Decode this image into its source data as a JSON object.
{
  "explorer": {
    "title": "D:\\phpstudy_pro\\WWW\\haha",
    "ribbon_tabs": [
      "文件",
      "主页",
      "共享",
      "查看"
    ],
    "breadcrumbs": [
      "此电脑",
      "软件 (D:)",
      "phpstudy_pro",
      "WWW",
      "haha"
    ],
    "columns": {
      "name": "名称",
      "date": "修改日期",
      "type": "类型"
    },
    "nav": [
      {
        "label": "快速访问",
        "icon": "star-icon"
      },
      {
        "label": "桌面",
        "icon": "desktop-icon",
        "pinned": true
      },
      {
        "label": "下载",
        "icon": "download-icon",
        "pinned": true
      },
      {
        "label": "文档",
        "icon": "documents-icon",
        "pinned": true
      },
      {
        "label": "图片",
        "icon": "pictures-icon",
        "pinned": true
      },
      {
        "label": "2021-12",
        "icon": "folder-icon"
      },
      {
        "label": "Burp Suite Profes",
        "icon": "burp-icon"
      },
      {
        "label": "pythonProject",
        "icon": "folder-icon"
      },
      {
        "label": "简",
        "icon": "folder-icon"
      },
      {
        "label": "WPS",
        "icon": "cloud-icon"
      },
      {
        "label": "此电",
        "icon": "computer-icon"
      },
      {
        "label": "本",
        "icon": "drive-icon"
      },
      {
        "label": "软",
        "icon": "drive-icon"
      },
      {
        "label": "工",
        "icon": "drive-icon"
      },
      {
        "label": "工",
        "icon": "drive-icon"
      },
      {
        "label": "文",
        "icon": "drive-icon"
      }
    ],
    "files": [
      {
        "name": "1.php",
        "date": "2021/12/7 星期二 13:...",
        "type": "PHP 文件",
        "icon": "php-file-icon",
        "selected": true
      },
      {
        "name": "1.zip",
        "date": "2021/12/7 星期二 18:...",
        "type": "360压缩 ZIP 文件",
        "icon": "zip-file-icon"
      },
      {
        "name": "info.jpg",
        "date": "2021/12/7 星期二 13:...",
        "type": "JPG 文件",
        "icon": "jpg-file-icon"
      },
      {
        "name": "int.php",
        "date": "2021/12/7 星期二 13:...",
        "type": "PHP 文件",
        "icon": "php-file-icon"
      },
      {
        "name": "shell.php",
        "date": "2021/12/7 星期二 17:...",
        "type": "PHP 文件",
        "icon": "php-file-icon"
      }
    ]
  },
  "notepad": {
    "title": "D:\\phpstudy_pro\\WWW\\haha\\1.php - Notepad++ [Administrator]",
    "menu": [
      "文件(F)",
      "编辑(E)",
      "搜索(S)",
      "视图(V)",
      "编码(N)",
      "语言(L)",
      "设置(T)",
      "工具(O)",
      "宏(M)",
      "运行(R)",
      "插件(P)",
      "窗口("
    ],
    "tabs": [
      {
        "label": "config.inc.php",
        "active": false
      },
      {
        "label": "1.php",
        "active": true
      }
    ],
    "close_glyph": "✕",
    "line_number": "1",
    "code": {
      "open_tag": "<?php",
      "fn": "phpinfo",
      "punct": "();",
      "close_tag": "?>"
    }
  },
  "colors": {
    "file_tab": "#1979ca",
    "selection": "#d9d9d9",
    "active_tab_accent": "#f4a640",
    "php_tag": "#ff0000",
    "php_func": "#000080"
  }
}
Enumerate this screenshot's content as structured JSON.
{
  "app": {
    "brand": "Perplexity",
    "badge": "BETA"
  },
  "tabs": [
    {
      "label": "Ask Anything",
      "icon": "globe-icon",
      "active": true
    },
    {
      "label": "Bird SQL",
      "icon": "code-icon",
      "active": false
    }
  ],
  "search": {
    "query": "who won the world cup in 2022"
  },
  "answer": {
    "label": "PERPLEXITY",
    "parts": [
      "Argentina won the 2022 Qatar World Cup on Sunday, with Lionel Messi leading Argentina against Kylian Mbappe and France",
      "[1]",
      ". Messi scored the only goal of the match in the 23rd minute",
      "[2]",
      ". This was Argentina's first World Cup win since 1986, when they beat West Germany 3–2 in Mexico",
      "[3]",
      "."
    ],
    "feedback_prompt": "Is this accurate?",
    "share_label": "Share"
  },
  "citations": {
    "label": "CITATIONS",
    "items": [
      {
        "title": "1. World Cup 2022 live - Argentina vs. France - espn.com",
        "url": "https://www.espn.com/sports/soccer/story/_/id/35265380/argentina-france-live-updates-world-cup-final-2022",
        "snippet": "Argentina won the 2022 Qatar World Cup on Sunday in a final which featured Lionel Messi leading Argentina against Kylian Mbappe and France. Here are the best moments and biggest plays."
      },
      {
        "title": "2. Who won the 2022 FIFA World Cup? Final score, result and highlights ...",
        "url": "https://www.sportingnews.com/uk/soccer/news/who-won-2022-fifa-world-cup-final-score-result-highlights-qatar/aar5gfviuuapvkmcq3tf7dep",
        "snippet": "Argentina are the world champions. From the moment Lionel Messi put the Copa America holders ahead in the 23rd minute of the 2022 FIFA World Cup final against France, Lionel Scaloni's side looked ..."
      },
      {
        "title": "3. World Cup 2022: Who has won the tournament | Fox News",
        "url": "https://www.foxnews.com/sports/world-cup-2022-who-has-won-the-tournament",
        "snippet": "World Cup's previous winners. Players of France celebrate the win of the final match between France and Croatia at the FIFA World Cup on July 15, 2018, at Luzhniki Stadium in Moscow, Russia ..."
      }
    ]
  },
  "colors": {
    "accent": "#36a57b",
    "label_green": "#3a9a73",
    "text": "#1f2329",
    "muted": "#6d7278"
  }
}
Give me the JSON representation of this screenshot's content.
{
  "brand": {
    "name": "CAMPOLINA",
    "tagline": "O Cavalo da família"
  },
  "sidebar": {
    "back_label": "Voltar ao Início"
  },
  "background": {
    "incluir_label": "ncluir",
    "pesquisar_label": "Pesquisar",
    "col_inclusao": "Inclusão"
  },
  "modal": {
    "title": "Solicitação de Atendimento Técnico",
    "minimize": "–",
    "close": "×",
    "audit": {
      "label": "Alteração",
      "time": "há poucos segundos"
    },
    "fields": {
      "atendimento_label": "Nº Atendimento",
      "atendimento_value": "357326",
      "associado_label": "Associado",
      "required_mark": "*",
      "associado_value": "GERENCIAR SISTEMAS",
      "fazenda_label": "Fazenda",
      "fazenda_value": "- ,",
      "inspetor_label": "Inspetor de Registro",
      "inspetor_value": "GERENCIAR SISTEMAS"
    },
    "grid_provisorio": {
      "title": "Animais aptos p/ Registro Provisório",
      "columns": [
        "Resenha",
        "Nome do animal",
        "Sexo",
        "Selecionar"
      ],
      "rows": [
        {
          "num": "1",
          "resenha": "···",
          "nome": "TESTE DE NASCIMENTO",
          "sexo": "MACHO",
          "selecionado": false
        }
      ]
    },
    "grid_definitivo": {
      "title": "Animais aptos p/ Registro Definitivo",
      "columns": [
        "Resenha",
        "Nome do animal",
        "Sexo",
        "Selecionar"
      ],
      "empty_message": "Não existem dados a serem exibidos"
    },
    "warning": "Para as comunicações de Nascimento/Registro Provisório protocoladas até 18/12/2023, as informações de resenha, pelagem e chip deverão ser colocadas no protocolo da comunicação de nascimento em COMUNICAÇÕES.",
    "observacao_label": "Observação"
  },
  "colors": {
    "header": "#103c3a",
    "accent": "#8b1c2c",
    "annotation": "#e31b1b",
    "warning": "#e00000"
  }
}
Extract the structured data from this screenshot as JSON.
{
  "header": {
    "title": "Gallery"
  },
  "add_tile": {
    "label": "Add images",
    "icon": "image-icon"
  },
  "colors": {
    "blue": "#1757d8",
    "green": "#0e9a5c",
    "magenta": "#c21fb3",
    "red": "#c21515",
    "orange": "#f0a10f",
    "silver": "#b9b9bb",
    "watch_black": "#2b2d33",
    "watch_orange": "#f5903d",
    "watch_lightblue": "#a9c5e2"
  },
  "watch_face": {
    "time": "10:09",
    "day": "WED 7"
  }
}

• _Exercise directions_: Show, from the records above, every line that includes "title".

• _Exercise response_:
    "title": "D:\\phpstudy_pro\\WWW\\haha",
    "title": "D:\\phpstudy_pro\\WWW\\haha\\1.php - Notepad++ [Administrator]",
        "title": "1. World Cup 2022 live - Argentina vs. France - espn.com",
        "title": "2. Who won the 2022 FIFA World Cup? Final score, result and highlights ...",
        "title": "3. World Cup 2022: Who has won the tournament | Fox News",
    "title": "Solicitação de Atendimento Técnico",
      "title": "Animais aptos p/ Registro Provisório",
      "title": "Animais aptos p/ Registro Definitivo",
    "title": "Gallery"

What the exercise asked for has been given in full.